Hope the picture isn't too grainy. Thank you.
These are examples of the Missing Sector Orb Web spider, Zygiella x-notata. This is a very common and widespread species and loves to make its web over windows and uses the corners if the frame and the sill for its refuge. I doubt there is a home in the land that does not have this species in residence.
It is also the species most commonly mistaken for the Noble False Widow, Steatoda nobilis.
Zygiella spp. are completely harmless and through the year they will catch a good deal of insects and other invertebrates that are considered pests.
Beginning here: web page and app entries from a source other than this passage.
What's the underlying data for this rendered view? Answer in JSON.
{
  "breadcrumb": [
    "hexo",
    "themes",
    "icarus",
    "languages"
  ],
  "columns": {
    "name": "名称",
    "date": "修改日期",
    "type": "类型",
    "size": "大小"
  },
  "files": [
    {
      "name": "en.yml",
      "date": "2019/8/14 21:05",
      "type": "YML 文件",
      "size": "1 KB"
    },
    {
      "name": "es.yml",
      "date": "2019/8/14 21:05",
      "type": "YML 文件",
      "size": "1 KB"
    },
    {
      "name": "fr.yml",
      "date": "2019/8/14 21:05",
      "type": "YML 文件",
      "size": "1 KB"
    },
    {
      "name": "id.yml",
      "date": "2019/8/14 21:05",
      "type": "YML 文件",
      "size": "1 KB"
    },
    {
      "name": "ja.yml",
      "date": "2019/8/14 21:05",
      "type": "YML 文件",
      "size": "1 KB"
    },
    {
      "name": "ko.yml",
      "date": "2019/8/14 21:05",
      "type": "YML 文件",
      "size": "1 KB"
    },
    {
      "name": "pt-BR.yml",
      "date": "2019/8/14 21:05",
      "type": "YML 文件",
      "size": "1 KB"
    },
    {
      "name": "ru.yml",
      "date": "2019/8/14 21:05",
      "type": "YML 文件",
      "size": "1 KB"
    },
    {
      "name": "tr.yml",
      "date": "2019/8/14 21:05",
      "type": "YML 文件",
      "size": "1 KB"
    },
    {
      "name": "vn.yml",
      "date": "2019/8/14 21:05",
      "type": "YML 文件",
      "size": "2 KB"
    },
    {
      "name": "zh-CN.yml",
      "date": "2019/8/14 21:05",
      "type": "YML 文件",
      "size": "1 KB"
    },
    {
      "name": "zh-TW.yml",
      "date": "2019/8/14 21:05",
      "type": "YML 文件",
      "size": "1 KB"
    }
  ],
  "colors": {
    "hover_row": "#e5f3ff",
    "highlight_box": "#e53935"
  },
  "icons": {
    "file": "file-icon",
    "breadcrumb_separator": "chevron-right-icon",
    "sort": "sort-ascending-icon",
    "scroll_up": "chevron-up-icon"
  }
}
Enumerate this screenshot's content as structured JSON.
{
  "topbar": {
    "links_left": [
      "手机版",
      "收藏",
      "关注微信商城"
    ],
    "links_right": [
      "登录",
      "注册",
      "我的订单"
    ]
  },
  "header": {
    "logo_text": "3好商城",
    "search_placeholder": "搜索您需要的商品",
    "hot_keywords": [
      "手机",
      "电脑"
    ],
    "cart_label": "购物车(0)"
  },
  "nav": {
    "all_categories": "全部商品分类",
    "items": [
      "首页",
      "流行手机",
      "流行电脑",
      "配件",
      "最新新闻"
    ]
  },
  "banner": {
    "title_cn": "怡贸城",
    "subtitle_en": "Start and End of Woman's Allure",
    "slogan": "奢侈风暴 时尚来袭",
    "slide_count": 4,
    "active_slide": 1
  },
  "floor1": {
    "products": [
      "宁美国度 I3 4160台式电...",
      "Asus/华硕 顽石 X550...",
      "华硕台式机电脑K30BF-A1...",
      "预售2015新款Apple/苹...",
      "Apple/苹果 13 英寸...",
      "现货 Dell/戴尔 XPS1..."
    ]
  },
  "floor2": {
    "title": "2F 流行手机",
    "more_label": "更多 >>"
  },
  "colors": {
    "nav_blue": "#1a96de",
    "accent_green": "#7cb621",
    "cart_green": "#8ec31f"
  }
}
They are also one of the few species that happily feed through the winter given available winter insects.
For less shocking and hopefully reassuring information on False Window spiders please see the following link:
Thank you kindly for the reply. After a bit of googling, I thought it might be the sector spider and you can see how the noble false widow and this may be confused.
Can I also ask though, the spider I photographed is much smaller than the other two I can see, but they are snug in the window frame and I can only see part of the abdomen and a few legs. There is one that has a much bigger abdomen, darker (and shorter) legs but similar markings (I think). Would this also be part of the sector family? I only ask because I have a 10 month old and want to be sure it's nothing sinister. I'm unable to photograph the other ones very clearly, but the larger one does drop down in the web at night. Thank you.
It may help clear up some of your uncertainty by looking at the webs that they use. A false widow's web is generally a 3D lattice mess rather than a simple round orb type in one plane. So if they're all sitting in webs of the latter type when they emerge they're unlikely to be false widows.
Hope that helps.
Thanks for that info, that's really useful. In certain light, I can see the web seems to spread in long thin strands across much of the window. In the top of the frame there are what look like web 'pods' (only way I can describe). Like cocoons? Does that mean anything to you? Sorry to be so vague
I just had a look at our assemblage of Zygiella and Steatoda just outside the back door. Couldn't really make out any cocoons at present though I've read that Zygiella x-notata does produce them in autumn and winter.
Does the false widow also lay eggs this late in the year or at some other time? Are they in an obvious place or in the retreat tunnel?
One more thing I've wondered about - does the "x" in the binomial name in this case imply some kind of hybrid status?
It sounds to me like buttonmoon is describing the tube-like silken retreats of Zygiella, but the 'puffy' egg sacks are also likely to be present from late autumn and these are made outside of the retreat but in a similar position. Steatoda nobilis have similar silken retreats but these are usually hidden in crevasses and out of site, they also lay their egg sacks in these hidden positions where possible too. The peak egg hatch for nobilis appears to be late autumn but I have been sent mature males in almost all months of the year and it’s likely that females are produce eggs throughout the year.
x-notata simply means x marked, arguably this is the x mark:
Thank you so much. I'm pretty happy now.
Always good to know the little beasties :)
Message was edited by: Buttonmoon Ok, just to satisfy my own curiosity - I managed to photograph the bigger spider (not great quality, sorry). Is this also a missing sector?